Gelling is a process by which the consistency and texture of foods is improved . Gelling agents, also known as gelling agents, are extracted from natural substances and are used to create jelly, foam or cream in foods .
They also act as stabilizers and thickeners , that is, they provide thickening without solidification through gel formation.
There are many different types of gelling agents that differ in their properties and how to use them.
One of the most common gelling agents is agar-agar , which is made from plant fibers and is suitable for vegetarians and vegans. Agar-agar dissolves easily in water and solidifies quickly when heated to 85 °C. It is suitable for preparing jellies, creams and foams. We have prepared a detailed article for you about agar , where you will learn everything important, including its health benefits, differences from classic gelatin, tips on its preparation and use.
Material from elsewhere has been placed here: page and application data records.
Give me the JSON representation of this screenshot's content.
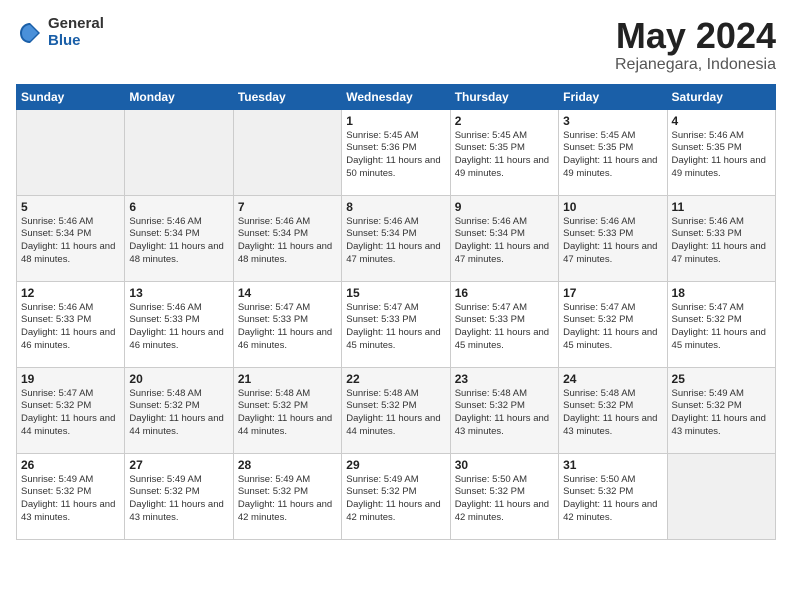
{
  "logo": {
    "general": "General",
    "blue": "Blue"
  },
  "header": {
    "month": "May 2024",
    "location": "Rejanegara, Indonesia"
  },
  "weekdays": [
    "Sunday",
    "Monday",
    "Tuesday",
    "Wednesday",
    "Thursday",
    "Friday",
    "Saturday"
  ],
  "weeks": [
    [
      null,
      null,
      null,
      {
        "num": "1",
        "sunrise": "5:45 AM",
        "sunset": "5:36 PM",
        "daylight": "11 hours and 50 minutes."
      },
      {
        "num": "2",
        "sunrise": "5:45 AM",
        "sunset": "5:35 PM",
        "daylight": "11 hours and 49 minutes."
      },
      {
        "num": "3",
        "sunrise": "5:45 AM",
        "sunset": "5:35 PM",
        "daylight": "11 hours and 49 minutes."
      },
      {
        "num": "4",
        "sunrise": "5:46 AM",
        "sunset": "5:35 PM",
        "daylight": "11 hours and 49 minutes."
      }
    ],
    [
      {
        "num": "5",
        "sunrise": "5:46 AM",
        "sunset": "5:34 PM",
        "daylight": "11 hours and 48 minutes."
      },
      {
        "num": "6",
        "sunrise": "5:46 AM",
        "sunset": "5:34 PM",
        "daylight": "11 hours and 48 minutes."
      },
      {
        "num": "7",
        "sunrise": "5:46 AM",
        "sunset": "5:34 PM",
        "daylight": "11 hours and 48 minutes."
      },
      {
        "num": "8",
        "sunrise": "5:46 AM",
        "sunset": "5:34 PM",
        "daylight": "11 hours and 47 minutes."
      },
      {
        "num": "9",
        "sunrise": "5:46 AM",
        "sunset": "5:34 PM",
        "daylight": "11 hours and 47 minutes."
      },
      {
        "num": "10",
        "sunrise": "5:46 AM",
        "sunset": "5:33 PM",
        "daylight": "11 hours and 47 minutes."
      },
      {
        "num": "11",
        "sunrise": "5:46 AM",
        "sunset": "5:33 PM",
        "daylight": "11 hours and 47 minutes."
      }
    ],
    [
      {
        "num": "12",
        "sunrise": "5:46 AM",
        "sunset": "5:33 PM",
        "daylight": "11 hours and 46 minutes."
      },
      {
        "num": "13",
        "sunrise": "5:46 AM",
        "sunset": "5:33 PM",
        "daylight": "11 hours and 46 minutes."
      },
      {
        "num": "14",
        "sunrise": "5:47 AM",
        "sunset": "5:33 PM",
        "daylight": "11 hours and 46 minutes."
      },
      {
        "num": "15",
        "sunrise": "5:47 AM",
        "sunset": "5:33 PM",
        "daylight": "11 hours and 45 minutes."
      },
      {
        "num": "16",
        "sunrise": "5:47 AM",
        "sunset": "5:33 PM",
        "daylight": "11 hours and 45 minutes."
      },
      {
        "num": "17",
        "sunrise": "5:47 AM",
        "sunset": "5:32 PM",
        "daylight": "11 hours and 45 minutes."
      },
      {
        "num": "18",
        "sunrise": "5:47 AM",
        "sunset": "5:32 PM",
        "daylight": "11 hours and 45 minutes."
      }
    ],
    [
      {
        "num": "19",
        "sunrise": "5:47 AM",
        "sunset": "5:32 PM",
        "daylight": "11 hours and 44 minutes."
      },
      {
        "num": "20",
        "sunrise": "5:48 AM",
        "sunset": "5:32 PM",
        "daylight": "11 hours and 44 minutes."
      },
      {
        "num": "21",
        "sunrise": "5:48 AM",
        "sunset": "5:32 PM",
        "daylight": "11 hours and 44 minutes."
      },
      {
        "num": "22",
        "sunrise": "5:48 AM",
        "sunset": "5:32 PM",
        "daylight": "11 hours and 44 minutes."
      },
      {
        "num": "23",
        "sunrise": "5:48 AM",
        "sunset": "5:32 PM",
        "daylight": "11 hours and 43 minutes."
      },
      {
        "num": "24",
        "sunrise": "5:48 AM",
        "sunset": "5:32 PM",
        "daylight": "11 hours and 43 minutes."
      },
      {
        "num": "25",
        "sunrise": "5:49 AM",
        "sunset": "5:32 PM",
        "daylight": "11 hours and 43 minutes."
      }
    ],
    [
      {
        "num": "26",
        "sunrise": "5:49 AM",
        "sunset": "5:32 PM",
        "daylight": "11 hours and 43 minutes."
      },
      {
        "num": "27",
        "sunrise": "5:49 AM",
        "sunset": "5:32 PM",
        "daylight": "11 hours and 43 minutes."
      },
      {
        "num": "28",
        "sunrise": "5:49 AM",
        "sunset": "5:32 PM",
        "daylight": "11 hours and 42 minutes."
      },
      {
        "num": "29",
        "sunrise": "5:49 AM",
        "sunset": "5:32 PM",
        "daylight": "11 hours and 42 minutes."
      },
      {
        "num": "30",
        "sunrise": "5:50 AM",
        "sunset": "5:32 PM",
        "daylight": "11 hours and 42 minutes."
      },
      {
        "num": "31",
        "sunrise": "5:50 AM",
        "sunset": "5:32 PM",
        "daylight": "11 hours and 42 minutes."
      },
      null
    ]
  ],
  "labels": {
    "sunrise": "Sunrise:",
    "sunset": "Sunset:",
    "daylight": "Daylight:"
  }
}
Another commonly used gelling agent is carrageenan . This polysaccharide is produced from seaweed and has strong gelling properties. It is suitable for preparing jelly, ice cream and other freeze-stabilized foods.
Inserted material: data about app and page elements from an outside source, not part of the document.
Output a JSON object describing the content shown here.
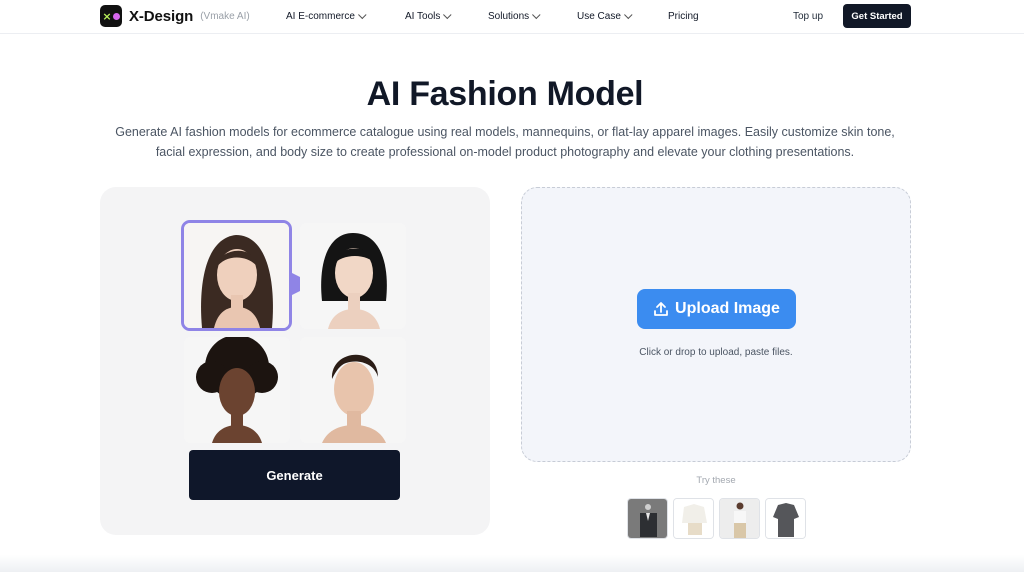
{
  "header": {
    "brand": "X-Design",
    "brand_sub": "(Vmake AI)",
    "nav": [
      {
        "label": "AI E-commerce"
      },
      {
        "label": "AI Tools"
      },
      {
        "label": "Solutions"
      },
      {
        "label": "Use Case"
      },
      {
        "label": "Pricing"
      }
    ],
    "top_up": "Top up",
    "get_started": "Get Started"
  },
  "hero": {
    "title": "AI Fashion Model",
    "subtitle": "Generate AI fashion models for ecommerce catalogue using real models, mannequins, or flat-lay apparel images. Easily customize skin tone, facial expression, and body size to create professional on-model product photography and elevate your clothing presentations."
  },
  "demo": {
    "generate_label": "Generate"
  },
  "upload": {
    "button_label": "Upload Image",
    "hint": "Click or drop to upload, paste files.",
    "try_label": "Try these"
  },
  "colors": {
    "accent_blue": "#3b8cf0",
    "selection_purple": "#8f84e6",
    "dark": "#0f172a"
  }
}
Pectin is another gelling agent that is made from fruits such as apples or pears. Pectin dissolves easily in water and forms a jelly at acidic pH and heating. It is often used in marmalades and jams.
What gelling agents are used in the food industry?
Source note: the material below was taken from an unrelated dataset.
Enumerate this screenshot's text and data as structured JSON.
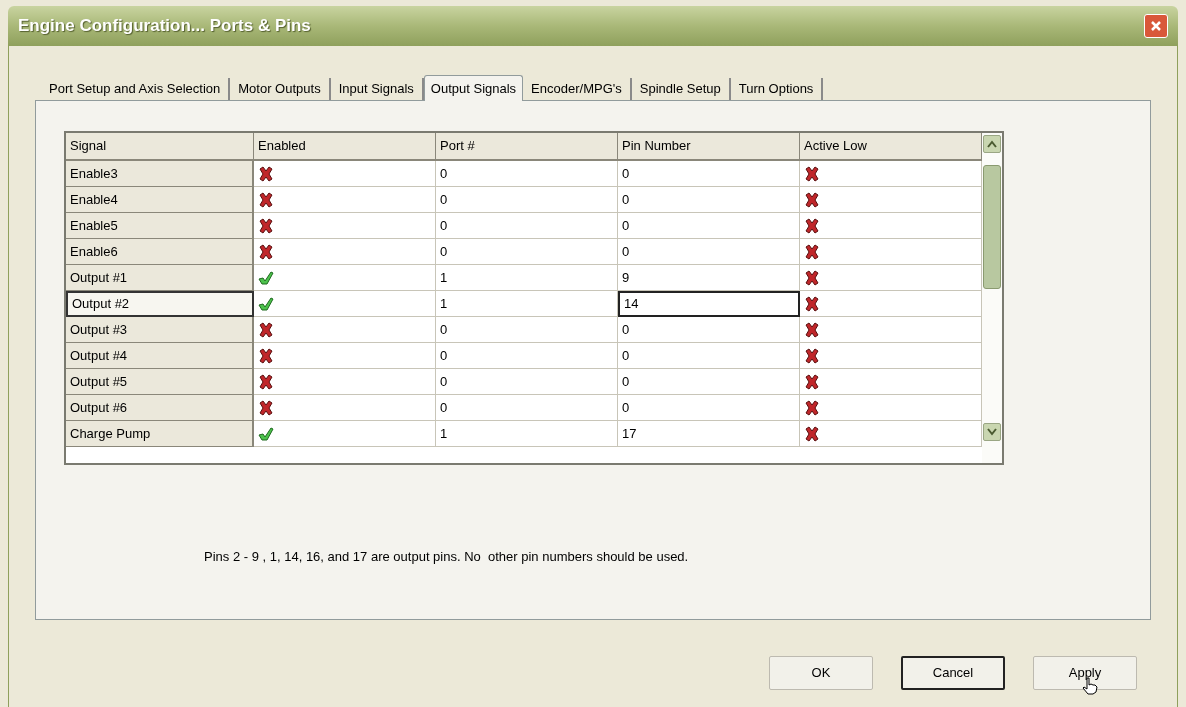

In which foods can we find gelling agents?
- jams and marmalades
- ice cream
- bakery products
- meat products
- oils and fats
- salad dressings
Are gelling agents safe for us?
These substances are added to food in quantities that should not cause any side effects during normal consumption. However, they cannot be ruled out in case of excessive consumption, especially in children and individuals with increased sensitivity to chemical additives in food.